In Britain the recent murder of PC Ian Broadhurst by David Bieber shows that the problem has repercussions close to home. The gun used in the murder was part of a batch of over two thousand weapons licensed for export from Croatia using fictitious paperwork and front companies based in the United States, British Virgin Islands and Nigeria.
An effective marking and tracing system together with the introduction of an international arms tread treaty would help put an end to the transfer of weapons in such circumstances. Had a marking and tracing system existed in this case it would have been much harder for these weapons to be sold onto the black market, by requiring each transfer of the weapons to be fully documented.
In the recent massa e in Gatumba in Burundi in which 150 people were killed, spent cartridges showed that the ammunition used in the attack was manufactured in China, Bulgaria and Serbia. However the lack of any tracing mechanism meant it was impossible to prove how it got there. Had a tracing mechanism existed, those who sold the ammunition to the killers could have been held accountable and future supplies could have been stopped.
International tracing systems already exist for several goods, including food made from genetically modified organisms (GMOs), which can be tracked from production to supermarket shelves to ensure quality control. Suitcases can also be easily tracked via international computer systems throughout the world’s airports.
“Eight million new weapons are manufactured every year and countless imes and atrocities are committed against civilians around the world. Yet there is precious little chance of prosecuting the perpetrators of violent imes with no global system to prove the origin of weapons,” said IANSA Director Rebecca Peters.
The Control Arms campaign sees a global system for marking and tracing weapons as one vital step towards improving the regulation of the Arms. A comprehensive system requires the adoption of an International Arms Treaty and a convention to control the activities of arms brokers. Hundreds of thousands of people from a oss the world and several governments have already backed the campaign.
Notes to editors
Tracking Lethal Tools calls for Governments to work with the UN’s current negotiations on an international tracing and marking instrument as part of the United Nation’s Programme of Action on the Illicit Trade in Small Arms and Light Weapons, to eate a legally binding treaty on marking and tracing of small arms and light weapons.
This treaty should include:
- High common standards for the marking of all small arms and light weapons
- Provisions for marking and tracing ammunition
- Ways of strengthening governments’ capacities to implement the treaty’s measures

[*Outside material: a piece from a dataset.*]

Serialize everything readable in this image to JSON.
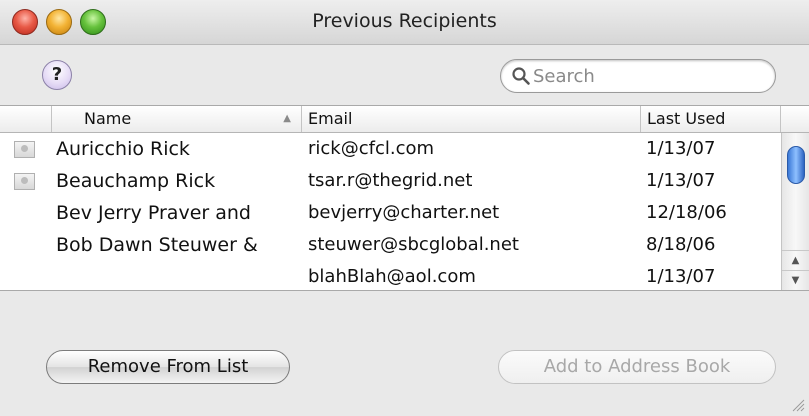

- Detailed international standards for record-keeping on arms transfers, with Governments required to keep accurate records of arms and ammunition manufactured, held and transferred in and out of their countries, and having access to manufacturer’s records